The Coast of Utopia: Part Three -- Salvage

It would be folly to argue that Salvage, the final installment of Tom Stoppard's trilogy The Coast of Utopia, is "full of sound and fury, signifying nothing." Certainly there are many moving moments, including the gorgeously staged (by director Jack O'Brien) final tableau. And thematically speaking, The Coast of Utopia is a triumph of organic thinking: If Voyage, the first play, aimed to celebrate the contagious optimism of a pack of mid-19th-century revolutionary Russian writers and thinkers, and if the second play, Shipwreck, aimed to derive drama from the coterie's collective early successes, what could the third play aim for if not to examine how the passage of time has affected — rendering impotent — their once-bold revolution?

But just as Stoppard did in the earlier plays, he intersperses the personal histories of the members of the group — writer-theorist Alexander Herzen (Brían F. O'Byrne), poet Nicholas Ogarev (Josh Hamilton), writer Ivan Turgenev (Jason Butler Harner), and aristocrat-turned-revolutionary Michael Bakunin (Ethan Hawke) — to mixed effect. It is understandable for Stoppard to want to place human faces and emotions beside the philosophical debates and discussion, but as each play has unfolded, the device has become increasingly unwieldy. Should we care that Malwida von Meysenbug (Jennifer Ehle), a German governess, is having trouble raising Herzen's unruly brood? Or that Herzen creates a new journal that ultimately helps to push Czar Alexander II to free the serfs?

Indeed, the epic crowd scene following the news of the serfs' freeing is not the one that stirs the heart most — it's Salvage's tinier, quieter moments. Consider the penultimate scene, when Herzen sits in a Geneva café with Sleptsov (Scott Parkinson), a member of a new generation of writers and thinkers who disdain what Herzen and his crew were advocating. "We don't care about your tedious, hackneyed, sentimental addiction to reminiscence and to ideas which are extinct," snarls Sleptsov. "Get out of the way, you're behind the times. Forget that you're a great man. What you are is a dead man." Here, with just two actors, Stoppard encapsulates the drama of The Coast of Utopia spectacularly.
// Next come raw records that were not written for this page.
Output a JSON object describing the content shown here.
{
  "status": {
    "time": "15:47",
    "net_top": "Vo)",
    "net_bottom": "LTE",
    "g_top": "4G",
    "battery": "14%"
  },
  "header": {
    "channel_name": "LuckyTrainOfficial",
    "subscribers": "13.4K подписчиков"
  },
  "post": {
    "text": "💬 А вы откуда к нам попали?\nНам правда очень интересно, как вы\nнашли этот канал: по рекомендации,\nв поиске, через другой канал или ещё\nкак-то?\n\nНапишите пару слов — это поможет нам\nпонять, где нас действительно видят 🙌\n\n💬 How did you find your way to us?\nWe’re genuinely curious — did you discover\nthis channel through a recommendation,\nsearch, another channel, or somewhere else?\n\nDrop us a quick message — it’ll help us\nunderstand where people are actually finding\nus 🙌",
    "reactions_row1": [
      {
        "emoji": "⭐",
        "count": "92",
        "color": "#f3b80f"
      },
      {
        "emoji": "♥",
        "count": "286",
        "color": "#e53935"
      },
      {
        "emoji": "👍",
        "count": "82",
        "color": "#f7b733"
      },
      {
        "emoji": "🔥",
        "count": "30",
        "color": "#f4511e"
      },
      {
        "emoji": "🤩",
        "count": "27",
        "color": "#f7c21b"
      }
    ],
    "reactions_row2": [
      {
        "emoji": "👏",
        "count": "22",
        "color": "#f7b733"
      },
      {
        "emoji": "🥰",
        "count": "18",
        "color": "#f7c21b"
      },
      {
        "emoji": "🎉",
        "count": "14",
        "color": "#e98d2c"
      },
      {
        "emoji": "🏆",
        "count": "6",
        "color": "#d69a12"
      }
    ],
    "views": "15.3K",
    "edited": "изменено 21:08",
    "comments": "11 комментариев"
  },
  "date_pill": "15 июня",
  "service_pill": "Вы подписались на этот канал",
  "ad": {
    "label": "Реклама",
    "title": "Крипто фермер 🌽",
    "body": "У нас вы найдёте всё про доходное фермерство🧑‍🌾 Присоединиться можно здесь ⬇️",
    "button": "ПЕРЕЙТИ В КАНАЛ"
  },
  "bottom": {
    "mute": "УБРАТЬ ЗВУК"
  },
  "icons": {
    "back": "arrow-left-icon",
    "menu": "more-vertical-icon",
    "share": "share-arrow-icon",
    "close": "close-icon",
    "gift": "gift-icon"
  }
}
As always, much credit is due the cast — maybe even most of all in Salvage, in which the narrative is less linear and the leaps through time most disorienting. O'Byrne accomplishes the trick of aging without overacting; his Herzen weathers the Sleptsov scene with the stolidity of a war vet who senses that another wave of young soldiers will soon displace him on the battlefield. Much as Hamilton's and Harner's performances in the first two plays embodied the joy of being antiestablishment, there's something calmer about them in Salvage, as their characters, like O'Byrne's, note the steady slippage of time. Hawke's performance, notably weak in Voyage and Shipwreck, surprises most: Bakunin has done hard time in Siberia but has lost none of his fire, a trait Hawke makes believable.

Or maybe it's the women of Utopia who slog the hardest. Just watch Martha Plimpton as Natasha, Ogarev's enchanting second wife. It is she who delivers Salvage's final line — "There's going to be a storm" — and she who shows us, after such an epic adventure, the essential truth behind Russia's growing clouds.

Presented by Lincoln Center Theater in association with Bob Boyett at the Vivian Beaumont Theater, 150 W. 65th St., NYC. Nov. 27-May 12. Schedule varies. (212) 239-6200 or (800) 432-7250 or Casting by Daniel Swee.